    • I know what you mean about the Daffy Duck example. Though you only have to change it to something (or in this case someone) that is related to your niche.

      But even then, the whole point of adding a title like that is to get people to notice it. I love film, so if I was browsing a blog and saw something like “10 Marketing Tips I Learned From Watching Fight Club”, I’d be intrigued. (that’s not a real post as far as I know)

      Of course, you’d have to follow up with a good post, but I would have clicked on it and that is the point.

      Daffy Duck would certainly be an interesting one to try to put together 🙂

  • This is very true. Considering the less time a new visitor is estimated to spend in your blog reading your content, it’s very vital that your blog should have captivating titles so that they are helped to appreciate the rest of the content.

    • I always think of it like walking into a book shop for the first time. You have all of these excellent books to choose from, but can’t read them all. So you end up choosing one based on the title (and cover).

      The book with the dull boring title/cover may end up being a better book, but you will never know because you picked the interesting one that caught your eye.

  • Clair Trebes

    Hi John & Matt

    This is such a great post, I read a lot of posts that focus on writing “killer content” and then people often forget to make a title as compelling – and that really is the shop window – if it’s not appealing people won’t enter.

    I’ve had to book mark this as the post is incredibly valuable because of the links to some really great sounding posts 🙂

    Lots more adding to my reading list to be done!


    • John Gibb


      I’m glad you’ve found this post useful, and like the links I collected inside. Those are really great articles you should bookmark and read often…. then implement the tips exposed into your writing/business.

      Would you mind asking you: what do you write/blog about? And what keeps you awake at night? 🙂

      I sometimes find myself skimming through great content, but not take notes. I highly recommend you take notes, and re-read them particularly if you’re reading posts late at night when your attention span is probably low (as in my case)

      You’ve made my day, thank you!

      • Clair Trebes

        Hi John,

        Sorry for late reply, I’ve been away on a tiny island and had LOADS on!

        I blog about Social Media mainly as thats my speciality (and my business) but I also LOVE to write about music and the things I do socially in that environment – I guest write at a few different sites on that level.

        I also look after my family business site which is in printing and design so invariably I blog about that sector too!

        I enjoy writing a LOT so that tip you’ve given re the note taking has been absorbed 🙂 Thanks again John!


    • All the posts John linked to are great!
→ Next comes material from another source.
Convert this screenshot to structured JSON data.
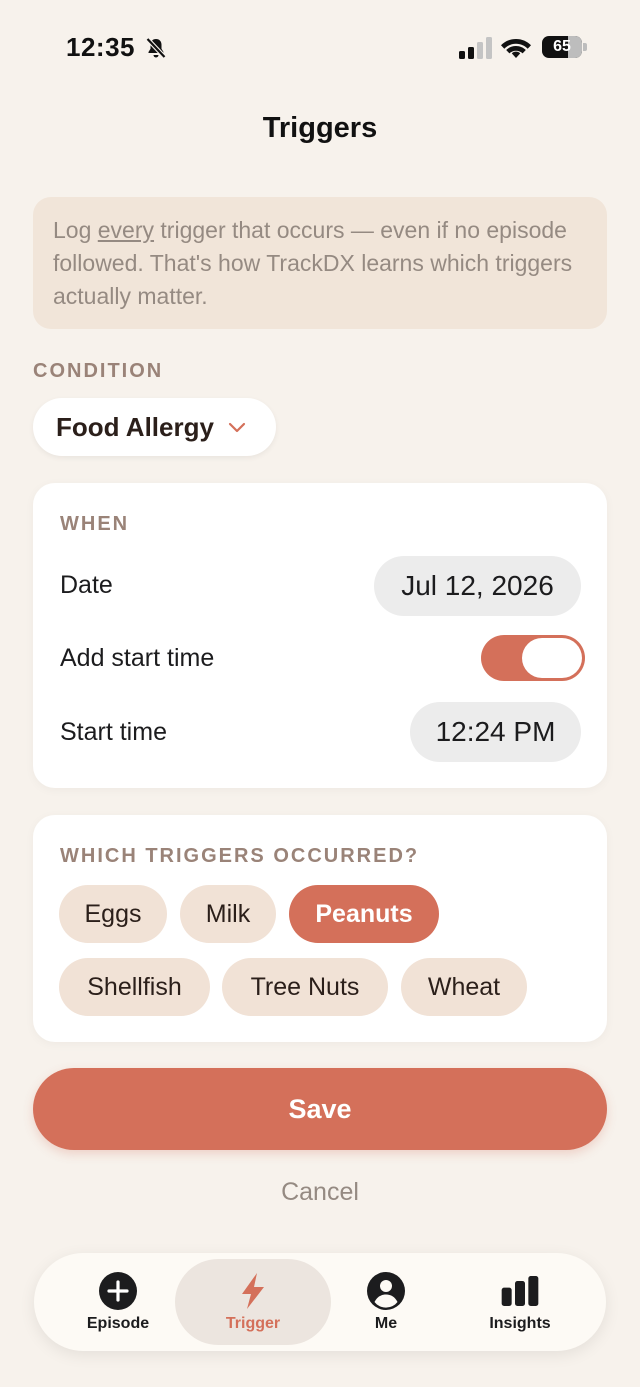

Read through them before I published this. Thought that was one of the best things about this post. Not only do you get great info, but links to even more great info. Win – Win 🙂